A Bunch of Considerations on People Centered Language - A literal stream of consciousness

(NOTE: it is quite early for me, and I really just want to get these thoughts down. This is why I have put stream of consciousness into the title, although it is somewhat ironic to the subject matter...)
     Since I have come into contact with individuals with exceptionalities, I have always spoken with people centered language, or people first, language. That is to say, rather than the "glasses wearing man," one ought to say the "man wearing glasses." It is interesting to think of the former statement in this way, because, in language, we would never think to say "the glasses wearing man." However, it is fairly common, and doesn't evoke the same pause in speaking, to say the disabled child.

     I won't take too long to philosophize on this point more than to make a few notes on why saying "autistic child," vs. "glasses wearing man" probably rolls off of the tongue easier for a few reasons. First, how spoken language is traditionally set up and syntax. It is inherently description/action before individual. Let's think to the pangram "The quick brown fox jumps over the lazy dog." The description of the animals comes before the animals themselves. When we think about the language, the pangram still would work, but we would need to add a few more words to make it creature centric, such as "the fox, who is quick and brown, jumps over the dog who is lazy." Honestly, the reformatted sentence makes the dog sound lazier than the original, but at least we are remembering he is a dog before he is lazy.

     Secondly, because autism is a diagnosis. We do not speak of the man wearing glasses because he may have astigmatism, may be near- or far-sighted, etc. because when we think of glasses, and simply know he has something that requires them. We do not think about, and may not even care!,as to why he has glasses.

     Lastly, up until about a decade ago, many may not have even considered labeling a child an "autistic child" or a "child with autism," they would be, to use a terribly archaic phrasing, mentally retarded.  In this instance, however, it is interesting that one would not say that "mentally retarded" child so easily as they may say "the child with mental retardation." I am sure the former has happened, but in briefly thinking on it, the latter always seems more prevalent to me.

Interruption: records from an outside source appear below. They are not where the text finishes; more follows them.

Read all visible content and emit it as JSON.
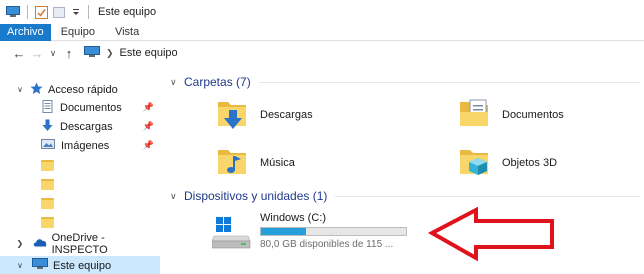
{
  "titlebar": {
    "title": "Este equipo"
  },
  "ribbon": {
    "tabs": [
      "Archivo",
      "Equipo",
      "Vista"
    ]
  },
  "address": {
    "path": "Este equipo"
  },
  "nav": {
    "quick_access": "Acceso rápido",
    "items": [
      {
        "label": "Documentos"
      },
      {
        "label": "Descargas"
      },
      {
        "label": "Imágenes"
      }
    ],
    "onedrive": "OneDrive - INSPECTO",
    "this_pc": "Este equipo"
  },
  "content": {
    "folders_header": "Carpetas (7)",
    "folders": [
      {
        "label": "Descargas"
      },
      {
        "label": "Documentos"
      },
      {
        "label": "Música"
      },
      {
        "label": "Objetos 3D"
      }
    ],
    "devices_header": "Dispositivos y unidades (1)",
    "drive": {
      "name": "Windows (C:)",
      "free_text": "80,0 GB disponibles de 115 ...",
      "used_fraction": 0.31
    }
  },
  "colors": {
    "accent": "#1979ca",
    "selection": "#cce8ff",
    "drive_bar": "#26a0da",
    "arrow": "#e0121b"
  }
}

     There are less units of language required to say "disabled child" than "child with a disability," but it is an important distinction that respects the child first. 

     Which gets me to the main point of this post. I am thinking on people centric language. That is, language that puts the person before the description. For example, again, saying the child with autism (people centric) vs. the autistic child (diagnosis centric). I behave this way all the time. I always put the individual first when speaking about individuals with exceptionalities, always. So, when I was recently tasked with writing an essay on exceptionality, I became distraught at the fact that I kept writing "non-disabled peer." I thought, why am I so sensitive to putting the child before the disability, and throw to the wayside the child without when writing comparisons of the two. Needless to say, I have thought on it, and am going to change my wording from "non-disabled child/peer/counterpart," to say "child without similar barriers." I know it's a mouthful, but I think it is important.

     Change of topic. I wonder if it is better to refer to a child with autism/Downs/Noonian, or better to have one, singular term that we usually apply, such as exceptionalities/developmental delay. Should we focus on lumping all exceptionality into one boat, or refer to the child's specific, or prominent, diagnosis? Which is more respectful and dignified? I tend to think that referring to the specific diagnosis is better, but then are we placing too much emphasis on it? But, then, if we group it all together, are we ignoring the individual difference and similarity? I'll need to think more on this...

No comments:

Post a Comment